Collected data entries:
Content starts
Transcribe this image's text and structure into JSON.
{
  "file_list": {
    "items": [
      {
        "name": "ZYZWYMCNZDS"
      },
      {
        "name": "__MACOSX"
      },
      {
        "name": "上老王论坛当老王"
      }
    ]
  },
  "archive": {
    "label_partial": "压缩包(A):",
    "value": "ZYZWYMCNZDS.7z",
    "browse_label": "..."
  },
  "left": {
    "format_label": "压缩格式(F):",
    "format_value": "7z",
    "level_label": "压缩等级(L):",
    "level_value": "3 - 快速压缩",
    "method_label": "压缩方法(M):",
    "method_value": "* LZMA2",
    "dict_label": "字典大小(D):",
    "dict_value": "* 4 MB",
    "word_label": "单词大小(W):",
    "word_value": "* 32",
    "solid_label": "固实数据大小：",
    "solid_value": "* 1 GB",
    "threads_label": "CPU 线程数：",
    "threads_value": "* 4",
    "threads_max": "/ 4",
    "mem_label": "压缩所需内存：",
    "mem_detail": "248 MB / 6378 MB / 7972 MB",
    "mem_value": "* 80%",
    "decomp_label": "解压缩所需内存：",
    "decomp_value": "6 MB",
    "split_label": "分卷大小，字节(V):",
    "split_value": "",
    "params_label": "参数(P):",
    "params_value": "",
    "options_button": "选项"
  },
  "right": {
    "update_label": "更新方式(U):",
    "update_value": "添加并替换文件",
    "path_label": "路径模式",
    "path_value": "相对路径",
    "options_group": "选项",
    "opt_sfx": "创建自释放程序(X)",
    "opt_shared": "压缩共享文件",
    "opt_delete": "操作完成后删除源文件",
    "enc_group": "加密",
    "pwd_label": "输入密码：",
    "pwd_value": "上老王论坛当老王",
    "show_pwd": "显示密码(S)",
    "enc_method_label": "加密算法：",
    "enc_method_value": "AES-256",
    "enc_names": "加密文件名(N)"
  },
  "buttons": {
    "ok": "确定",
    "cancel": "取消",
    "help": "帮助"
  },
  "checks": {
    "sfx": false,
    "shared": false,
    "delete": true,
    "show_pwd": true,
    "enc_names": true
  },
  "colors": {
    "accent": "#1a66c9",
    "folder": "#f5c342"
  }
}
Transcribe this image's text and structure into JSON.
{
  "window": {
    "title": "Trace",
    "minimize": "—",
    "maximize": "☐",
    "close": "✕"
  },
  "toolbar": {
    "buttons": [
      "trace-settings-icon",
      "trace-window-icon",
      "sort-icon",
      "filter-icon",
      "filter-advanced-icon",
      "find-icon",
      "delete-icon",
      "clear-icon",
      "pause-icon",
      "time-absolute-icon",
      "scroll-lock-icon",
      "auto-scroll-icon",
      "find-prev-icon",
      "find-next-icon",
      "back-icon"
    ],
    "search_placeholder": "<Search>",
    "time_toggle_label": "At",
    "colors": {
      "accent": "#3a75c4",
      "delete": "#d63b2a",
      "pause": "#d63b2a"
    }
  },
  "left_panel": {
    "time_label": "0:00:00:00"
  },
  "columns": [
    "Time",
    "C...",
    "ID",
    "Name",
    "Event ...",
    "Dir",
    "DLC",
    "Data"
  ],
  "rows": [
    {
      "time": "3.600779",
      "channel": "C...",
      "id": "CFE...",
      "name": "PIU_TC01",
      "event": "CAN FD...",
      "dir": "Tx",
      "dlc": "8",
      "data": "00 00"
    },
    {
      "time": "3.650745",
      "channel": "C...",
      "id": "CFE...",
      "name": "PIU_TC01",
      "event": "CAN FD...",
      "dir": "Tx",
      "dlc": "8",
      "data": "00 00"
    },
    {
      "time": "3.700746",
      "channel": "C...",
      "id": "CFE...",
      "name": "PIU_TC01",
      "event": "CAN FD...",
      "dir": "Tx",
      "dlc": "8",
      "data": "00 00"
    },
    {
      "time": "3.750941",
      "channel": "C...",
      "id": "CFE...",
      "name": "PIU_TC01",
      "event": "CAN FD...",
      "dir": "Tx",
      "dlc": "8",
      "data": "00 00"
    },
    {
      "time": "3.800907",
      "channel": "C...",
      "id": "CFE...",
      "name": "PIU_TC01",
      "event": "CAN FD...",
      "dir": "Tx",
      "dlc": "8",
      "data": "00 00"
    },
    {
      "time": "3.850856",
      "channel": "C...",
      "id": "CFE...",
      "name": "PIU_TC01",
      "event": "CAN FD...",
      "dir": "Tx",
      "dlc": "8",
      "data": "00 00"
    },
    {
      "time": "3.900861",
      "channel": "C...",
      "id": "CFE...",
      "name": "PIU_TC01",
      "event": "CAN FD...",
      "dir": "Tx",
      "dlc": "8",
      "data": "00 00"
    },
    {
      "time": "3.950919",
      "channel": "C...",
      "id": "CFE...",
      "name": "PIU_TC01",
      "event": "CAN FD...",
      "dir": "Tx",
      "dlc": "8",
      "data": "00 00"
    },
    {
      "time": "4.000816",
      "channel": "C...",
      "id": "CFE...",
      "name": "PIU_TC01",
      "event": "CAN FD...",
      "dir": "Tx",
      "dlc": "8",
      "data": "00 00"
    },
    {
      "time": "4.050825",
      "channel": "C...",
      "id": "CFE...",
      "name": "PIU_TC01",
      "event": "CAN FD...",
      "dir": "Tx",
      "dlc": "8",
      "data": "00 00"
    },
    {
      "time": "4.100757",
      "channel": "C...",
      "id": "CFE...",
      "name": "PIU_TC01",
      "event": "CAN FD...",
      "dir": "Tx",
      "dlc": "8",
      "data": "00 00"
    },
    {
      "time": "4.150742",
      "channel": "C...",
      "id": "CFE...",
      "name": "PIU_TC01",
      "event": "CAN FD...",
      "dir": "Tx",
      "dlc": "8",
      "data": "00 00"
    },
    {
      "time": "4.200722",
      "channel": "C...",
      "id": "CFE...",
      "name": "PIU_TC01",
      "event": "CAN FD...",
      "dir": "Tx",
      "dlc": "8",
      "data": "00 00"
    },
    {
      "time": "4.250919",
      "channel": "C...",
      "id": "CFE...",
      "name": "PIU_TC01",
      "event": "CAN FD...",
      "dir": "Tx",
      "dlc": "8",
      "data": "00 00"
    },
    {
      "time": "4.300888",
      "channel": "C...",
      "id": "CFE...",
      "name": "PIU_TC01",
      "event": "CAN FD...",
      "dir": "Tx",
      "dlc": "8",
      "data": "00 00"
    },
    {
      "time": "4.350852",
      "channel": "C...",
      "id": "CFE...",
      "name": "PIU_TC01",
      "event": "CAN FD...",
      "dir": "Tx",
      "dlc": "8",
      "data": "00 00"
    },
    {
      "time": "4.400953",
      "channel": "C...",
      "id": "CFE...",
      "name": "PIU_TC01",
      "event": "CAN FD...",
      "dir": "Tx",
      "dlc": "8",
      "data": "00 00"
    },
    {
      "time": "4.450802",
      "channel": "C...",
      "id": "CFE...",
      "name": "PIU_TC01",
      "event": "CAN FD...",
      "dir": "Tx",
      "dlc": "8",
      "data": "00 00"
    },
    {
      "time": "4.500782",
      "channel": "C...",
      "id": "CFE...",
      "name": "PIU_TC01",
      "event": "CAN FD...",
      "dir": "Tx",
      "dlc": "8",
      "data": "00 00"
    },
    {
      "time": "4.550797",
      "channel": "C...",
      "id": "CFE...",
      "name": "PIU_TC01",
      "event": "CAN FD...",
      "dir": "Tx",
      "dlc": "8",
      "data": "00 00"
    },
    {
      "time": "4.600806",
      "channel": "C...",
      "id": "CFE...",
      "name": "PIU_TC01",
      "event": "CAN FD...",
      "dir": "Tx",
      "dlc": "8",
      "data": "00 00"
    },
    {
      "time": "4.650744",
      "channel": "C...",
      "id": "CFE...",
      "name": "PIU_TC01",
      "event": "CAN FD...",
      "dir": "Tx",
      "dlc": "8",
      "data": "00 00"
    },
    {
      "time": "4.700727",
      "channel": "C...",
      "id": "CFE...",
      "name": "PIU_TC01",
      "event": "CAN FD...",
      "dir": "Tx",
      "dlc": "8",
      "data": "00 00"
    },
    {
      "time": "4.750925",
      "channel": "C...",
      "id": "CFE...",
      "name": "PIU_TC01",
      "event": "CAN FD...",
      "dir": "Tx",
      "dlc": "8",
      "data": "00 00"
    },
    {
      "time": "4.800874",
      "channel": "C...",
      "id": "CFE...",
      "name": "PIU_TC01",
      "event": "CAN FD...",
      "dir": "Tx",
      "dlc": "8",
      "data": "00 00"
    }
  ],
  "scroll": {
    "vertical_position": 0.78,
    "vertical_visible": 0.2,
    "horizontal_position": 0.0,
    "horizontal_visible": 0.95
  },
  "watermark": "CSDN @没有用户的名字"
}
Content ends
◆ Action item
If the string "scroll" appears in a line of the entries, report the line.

◆ Solution to this problem
      "scroll-lock-icon",
      "auto-scroll-icon",
  "scroll": {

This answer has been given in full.